Input records:
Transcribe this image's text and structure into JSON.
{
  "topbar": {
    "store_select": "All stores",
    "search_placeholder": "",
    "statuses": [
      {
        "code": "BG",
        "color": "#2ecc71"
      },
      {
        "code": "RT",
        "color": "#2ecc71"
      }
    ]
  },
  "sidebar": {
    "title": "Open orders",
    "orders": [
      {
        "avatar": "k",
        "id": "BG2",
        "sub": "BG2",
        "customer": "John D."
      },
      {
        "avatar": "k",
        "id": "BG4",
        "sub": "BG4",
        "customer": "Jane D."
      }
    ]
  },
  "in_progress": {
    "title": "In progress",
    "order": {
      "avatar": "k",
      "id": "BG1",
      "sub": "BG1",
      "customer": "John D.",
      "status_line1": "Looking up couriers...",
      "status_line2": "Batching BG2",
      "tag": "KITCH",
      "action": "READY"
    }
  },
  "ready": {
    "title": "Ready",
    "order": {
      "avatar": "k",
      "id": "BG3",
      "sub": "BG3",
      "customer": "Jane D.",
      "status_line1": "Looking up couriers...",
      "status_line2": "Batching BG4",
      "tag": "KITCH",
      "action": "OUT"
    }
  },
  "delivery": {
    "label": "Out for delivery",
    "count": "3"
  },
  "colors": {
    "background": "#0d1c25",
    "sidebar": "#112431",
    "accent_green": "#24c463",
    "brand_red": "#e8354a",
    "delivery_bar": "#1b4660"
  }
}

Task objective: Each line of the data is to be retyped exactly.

Result of the task:
Transcribe this image's text and structure into JSON.
{
  "topbar": {
    "store_select": "All stores",
    "search_placeholder": "",
    "statuses": [
      {
        "code": "BG",
        "color": "#2ecc71"
      },
      {
        "code": "RT",
        "color": "#2ecc71"
      }
    ]
  },
  "sidebar": {
    "title": "Open orders",
    "orders": [
      {
        "avatar": "k",
        "id": "BG2",
        "sub": "BG2",
        "customer": "John D."
      },
      {
        "avatar": "k",
        "id": "BG4",
        "sub": "BG4",
        "customer": "Jane D."
      }
    ]
  },
  "in_progress": {
    "title": "In progress",
    "order": {
      "avatar": "k",
      "id": "BG1",
      "sub": "BG1",
      "customer": "John D.",
      "status_line1": "Looking up couriers...",
      "status_line2": "Batching BG2",
      "tag": "KITCH",
      "action": "READY"
    }
  },
  "ready": {
    "title": "Ready",
    "order": {
      "avatar": "k",
      "id": "BG3",
      "sub": "BG3",
      "customer": "Jane D.",
      "status_line1": "Looking up couriers...",
      "status_line2": "Batching BG4",
      "tag": "KITCH",
      "action": "OUT"
    }
  },
  "delivery": {
    "label": "Out for delivery",
    "count": "3"
  },
  "colors": {
    "background": "#0d1c25",
    "sidebar": "#112431",
    "accent_green": "#24c463",
    "brand_red": "#e8354a",
    "delivery_bar": "#1b4660"
  }
}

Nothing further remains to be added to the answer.